Sergei RACHMANINOFF (1873-1943)
Etudes-tableaux Op.33 (1911) [21:18]
Etudes-tableaux Op.39 (1916-17) [39:09]
Vocalise Op.34 No.14 transcribed by Earl Wild [6:46]
Fritz KREISLER (1875-1962)
Liebesleid, transcribed by Sergei Rachmaninoff [4:26]
Nikolai RIMSKY-KORSAKOV (1844-1908)
Flight of the Bumble Bee, transcribed by Sergei Rachmaninoff [1:17]
Barbara Nissman (piano)
rec. August 2006, Mary Pappert School of Music, PNC Bank Recital Hall, Duquesne University, Pittsburgh
PIERIAN PIR0031 [72:59]
There is some mighty impressive playing in volume two of Barbara Nissman’s Rachmaninoff series from Pierian. A formidably equipped player she has both the technical and tonal chops for this unforgiving repertoire, and proves to have a comprehensively successful take on the music, excelling in both the Op.33 and the Op.39 sets.
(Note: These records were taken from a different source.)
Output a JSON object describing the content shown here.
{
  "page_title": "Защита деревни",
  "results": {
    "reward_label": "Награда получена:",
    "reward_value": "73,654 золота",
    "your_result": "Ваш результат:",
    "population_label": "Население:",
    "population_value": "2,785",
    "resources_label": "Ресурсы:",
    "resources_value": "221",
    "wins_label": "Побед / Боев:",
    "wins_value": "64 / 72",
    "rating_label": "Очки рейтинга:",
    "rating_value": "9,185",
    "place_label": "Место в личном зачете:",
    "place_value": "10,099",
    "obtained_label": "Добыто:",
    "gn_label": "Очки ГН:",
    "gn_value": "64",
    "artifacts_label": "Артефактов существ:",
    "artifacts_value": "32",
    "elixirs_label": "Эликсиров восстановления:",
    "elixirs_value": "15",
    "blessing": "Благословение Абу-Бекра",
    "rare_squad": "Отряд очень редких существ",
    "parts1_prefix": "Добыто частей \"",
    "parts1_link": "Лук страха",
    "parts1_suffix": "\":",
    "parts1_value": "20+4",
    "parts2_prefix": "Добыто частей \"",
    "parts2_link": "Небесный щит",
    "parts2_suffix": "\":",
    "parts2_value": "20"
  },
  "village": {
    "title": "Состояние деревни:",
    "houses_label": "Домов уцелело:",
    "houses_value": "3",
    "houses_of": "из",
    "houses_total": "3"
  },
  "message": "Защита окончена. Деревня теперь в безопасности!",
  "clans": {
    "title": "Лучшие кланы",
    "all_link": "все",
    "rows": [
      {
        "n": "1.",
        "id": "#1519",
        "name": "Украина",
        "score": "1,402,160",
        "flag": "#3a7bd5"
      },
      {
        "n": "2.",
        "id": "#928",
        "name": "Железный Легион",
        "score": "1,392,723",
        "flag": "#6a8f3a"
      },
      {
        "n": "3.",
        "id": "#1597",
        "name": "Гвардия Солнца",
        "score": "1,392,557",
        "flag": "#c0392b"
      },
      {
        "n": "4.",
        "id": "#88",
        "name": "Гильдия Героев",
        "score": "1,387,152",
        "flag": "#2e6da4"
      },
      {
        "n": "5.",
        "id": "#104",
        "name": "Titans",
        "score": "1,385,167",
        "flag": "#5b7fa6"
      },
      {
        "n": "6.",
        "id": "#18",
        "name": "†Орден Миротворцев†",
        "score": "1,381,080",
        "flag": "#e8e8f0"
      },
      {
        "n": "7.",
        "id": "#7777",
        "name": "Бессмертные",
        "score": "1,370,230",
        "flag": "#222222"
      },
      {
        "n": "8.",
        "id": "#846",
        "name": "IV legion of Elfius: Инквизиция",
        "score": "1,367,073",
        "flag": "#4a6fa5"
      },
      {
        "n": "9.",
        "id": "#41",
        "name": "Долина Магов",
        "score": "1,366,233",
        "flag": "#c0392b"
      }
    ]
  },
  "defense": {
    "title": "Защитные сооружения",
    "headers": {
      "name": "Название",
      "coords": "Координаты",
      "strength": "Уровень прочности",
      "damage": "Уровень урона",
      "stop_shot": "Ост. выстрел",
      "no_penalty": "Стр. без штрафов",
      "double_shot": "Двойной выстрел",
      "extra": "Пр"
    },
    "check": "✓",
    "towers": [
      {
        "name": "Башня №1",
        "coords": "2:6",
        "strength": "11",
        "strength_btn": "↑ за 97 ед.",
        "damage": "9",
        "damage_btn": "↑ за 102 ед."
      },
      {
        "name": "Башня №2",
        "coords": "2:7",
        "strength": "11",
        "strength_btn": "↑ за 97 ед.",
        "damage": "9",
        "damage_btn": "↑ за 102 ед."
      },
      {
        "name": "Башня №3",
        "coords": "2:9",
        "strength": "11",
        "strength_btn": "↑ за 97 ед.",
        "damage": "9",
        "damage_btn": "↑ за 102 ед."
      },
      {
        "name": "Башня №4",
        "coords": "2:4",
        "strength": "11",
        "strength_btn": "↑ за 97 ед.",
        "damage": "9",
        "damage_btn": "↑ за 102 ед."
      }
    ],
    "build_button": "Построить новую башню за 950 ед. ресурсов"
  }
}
Her sense of evocation is paramount in establishing the tenor of these performances. Her musical instincts veer away from too imposed a series of rubati. She refuses to colour or to pedal too extravagantly either so you will not hear a wash of virtuosity. Instead you will just hear virtuosity. As indeed you will hear true musical acuity. Her rubati in the C major Op.33 Etudes-tableaux are, therefore, far less extreme than those of Horowitz in his live Washington DC 1967 performance, to take one august comparison. But this is not in any way to imply a metrical and inflexible approach to rhythm, rather to state that her narratives - and her sense of musical narrative is strong - are not derailed by extraneous matters. Similarly her voicings in the E flat minor of the same set are powerful, not least those incursive left hand voicings, and here the stormy blast and saturnine torrent of the music are equally strongly conveyed.
If one turns to the composer in, say, the A minor of the Op.39 set one does hear an awesome accumulation of tension, a grand use of dynamics and a sense of engulfing dynamism. Nissman however is powerful and propulsive in her own way - and consistently so throughout both sets, which is one of the greatest virtues of her performance. I don’t sense any slaking or slackening of enthusiasm for any of these Etudes-tableaux on her part.
She adds three encores. There’s a frisky bumble bee, a warmly argued Kreisler Liebesleid and an ardent Vocalise in the Earl Wild transcription.
Pierian make a point of noting that no compression was used in the recording so that one needs to listen at a higher than normal dynamic level; in other words, turn up the volume. It works well and the colouristic range is wide and handsome, befitting these fine performances.
Jonathan Woolf